Records provided:
------

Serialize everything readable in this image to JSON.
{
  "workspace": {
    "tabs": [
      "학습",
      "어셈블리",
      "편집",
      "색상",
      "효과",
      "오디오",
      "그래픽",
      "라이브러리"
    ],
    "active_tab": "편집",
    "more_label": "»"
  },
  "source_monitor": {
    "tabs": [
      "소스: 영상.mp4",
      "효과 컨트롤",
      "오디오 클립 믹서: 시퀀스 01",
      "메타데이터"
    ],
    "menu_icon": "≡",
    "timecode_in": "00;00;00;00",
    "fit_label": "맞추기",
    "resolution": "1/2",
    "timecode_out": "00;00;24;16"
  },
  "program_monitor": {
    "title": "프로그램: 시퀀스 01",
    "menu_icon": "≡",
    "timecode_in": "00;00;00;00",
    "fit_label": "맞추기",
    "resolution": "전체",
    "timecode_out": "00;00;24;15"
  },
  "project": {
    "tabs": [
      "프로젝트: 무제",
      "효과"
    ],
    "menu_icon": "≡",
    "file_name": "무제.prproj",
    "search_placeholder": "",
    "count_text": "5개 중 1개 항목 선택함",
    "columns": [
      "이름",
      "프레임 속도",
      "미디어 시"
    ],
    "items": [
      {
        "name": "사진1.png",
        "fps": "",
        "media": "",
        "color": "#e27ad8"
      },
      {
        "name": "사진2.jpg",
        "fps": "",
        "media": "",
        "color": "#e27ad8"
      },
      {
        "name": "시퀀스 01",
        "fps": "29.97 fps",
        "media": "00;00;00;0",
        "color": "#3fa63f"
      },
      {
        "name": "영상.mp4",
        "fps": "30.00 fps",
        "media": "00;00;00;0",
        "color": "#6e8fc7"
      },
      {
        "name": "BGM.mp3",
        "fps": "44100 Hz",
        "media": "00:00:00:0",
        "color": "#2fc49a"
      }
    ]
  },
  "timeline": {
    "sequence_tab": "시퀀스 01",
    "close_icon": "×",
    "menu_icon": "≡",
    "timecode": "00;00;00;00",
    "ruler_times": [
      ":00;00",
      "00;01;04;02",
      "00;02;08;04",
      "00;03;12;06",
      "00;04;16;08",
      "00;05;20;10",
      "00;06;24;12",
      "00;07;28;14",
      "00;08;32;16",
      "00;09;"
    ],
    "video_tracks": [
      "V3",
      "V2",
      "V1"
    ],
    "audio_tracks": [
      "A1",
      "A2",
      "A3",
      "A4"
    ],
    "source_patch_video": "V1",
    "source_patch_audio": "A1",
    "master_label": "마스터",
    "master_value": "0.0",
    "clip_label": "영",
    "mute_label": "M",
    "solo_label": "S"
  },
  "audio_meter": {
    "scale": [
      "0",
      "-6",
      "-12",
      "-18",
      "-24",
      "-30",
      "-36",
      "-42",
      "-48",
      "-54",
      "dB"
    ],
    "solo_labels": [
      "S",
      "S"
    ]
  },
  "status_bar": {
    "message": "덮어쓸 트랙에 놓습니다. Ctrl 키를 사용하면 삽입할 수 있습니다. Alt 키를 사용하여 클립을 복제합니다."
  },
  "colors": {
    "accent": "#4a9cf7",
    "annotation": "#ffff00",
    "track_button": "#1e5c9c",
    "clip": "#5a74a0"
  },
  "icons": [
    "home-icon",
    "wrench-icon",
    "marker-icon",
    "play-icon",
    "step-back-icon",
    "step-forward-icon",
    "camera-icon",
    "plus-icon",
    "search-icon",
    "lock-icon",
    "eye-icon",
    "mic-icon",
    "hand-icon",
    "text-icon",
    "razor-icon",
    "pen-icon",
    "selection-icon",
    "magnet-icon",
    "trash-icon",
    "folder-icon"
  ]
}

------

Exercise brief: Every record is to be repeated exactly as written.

Solved problem:
Serialize everything readable in this image to JSON.
{
  "workspace": {
    "tabs": [
      "학습",
      "어셈블리",
      "편집",
      "색상",
      "효과",
      "오디오",
      "그래픽",
      "라이브러리"
    ],
    "active_tab": "편집",
    "more_label": "»"
  },
  "source_monitor": {
    "tabs": [
      "소스: 영상.mp4",
      "효과 컨트롤",
      "오디오 클립 믹서: 시퀀스 01",
      "메타데이터"
    ],
    "menu_icon": "≡",
    "timecode_in": "00;00;00;00",
    "fit_label": "맞추기",
    "resolution": "1/2",
    "timecode_out": "00;00;24;16"
  },
  "program_monitor": {
    "title": "프로그램: 시퀀스 01",
    "menu_icon": "≡",
    "timecode_in": "00;00;00;00",
    "fit_label": "맞추기",
    "resolution": "전체",
    "timecode_out": "00;00;24;15"
  },
  "project": {
    "tabs": [
      "프로젝트: 무제",
      "효과"
    ],
    "menu_icon": "≡",
    "file_name": "무제.prproj",
    "search_placeholder": "",
    "count_text": "5개 중 1개 항목 선택함",
    "columns": [
      "이름",
      "프레임 속도",
      "미디어 시"
    ],
    "items": [
      {
        "name": "사진1.png",
        "fps": "",
        "media": "",
        "color": "#e27ad8"
      },
      {
        "name": "사진2.jpg",
        "fps": "",
        "media": "",
        "color": "#e27ad8"
      },
      {
        "name": "시퀀스 01",
        "fps": "29.97 fps",
        "media": "00;00;00;0",
        "color": "#3fa63f"
      },
      {
        "name": "영상.mp4",
        "fps": "30.00 fps",
        "media": "00;00;00;0",
        "color": "#6e8fc7"
      },
      {
        "name": "BGM.mp3",
        "fps": "44100 Hz",
        "media": "00:00:00:0",
        "color": "#2fc49a"
      }
    ]
  },
  "timeline": {
    "sequence_tab": "시퀀스 01",
    "close_icon": "×",
    "menu_icon": "≡",
    "timecode": "00;00;00;00",
    "ruler_times": [
      ":00;00",
      "00;01;04;02",
      "00;02;08;04",
      "00;03;12;06",
      "00;04;16;08",
      "00;05;20;10",
      "00;06;24;12",
      "00;07;28;14",
      "00;08;32;16",
      "00;09;"
    ],
    "video_tracks": [
      "V3",
      "V2",
      "V1"
    ],
    "audio_tracks": [
      "A1",
      "A2",
      "A3",
      "A4"
    ],
    "source_patch_video": "V1",
    "source_patch_audio": "A1",
    "master_label": "마스터",
    "master_value": "0.0",
    "clip_label": "영",
    "mute_label": "M",
    "solo_label": "S"
  },
  "audio_meter": {
    "scale": [
      "0",
      "-6",
      "-12",
      "-18",
      "-24",
      "-30",
      "-36",
      "-42",
      "-48",
      "-54",
      "dB"
    ],
    "solo_labels": [
      "S",
      "S"
    ]
  },
  "status_bar": {
    "message": "덮어쓸 트랙에 놓습니다. Ctrl 키를 사용하면 삽입할 수 있습니다. Alt 키를 사용하여 클립을 복제합니다."
  },
  "colors": {
    "accent": "#4a9cf7",
    "annotation": "#ffff00",
    "track_button": "#1e5c9c",
    "clip": "#5a74a0"
  },
  "icons": [
    "home-icon",
    "wrench-icon",
    "marker-icon",
    "play-icon",
    "step-back-icon",
    "step-forward-icon",
    "camera-icon",
    "plus-icon",
    "search-icon",
    "lock-icon",
    "eye-icon",
    "mic-icon",
    "hand-icon",
    "text-icon",
    "razor-icon",
    "pen-icon",
    "selection-icon",
    "magnet-icon",
    "trash-icon",
    "folder-icon"
  ]
}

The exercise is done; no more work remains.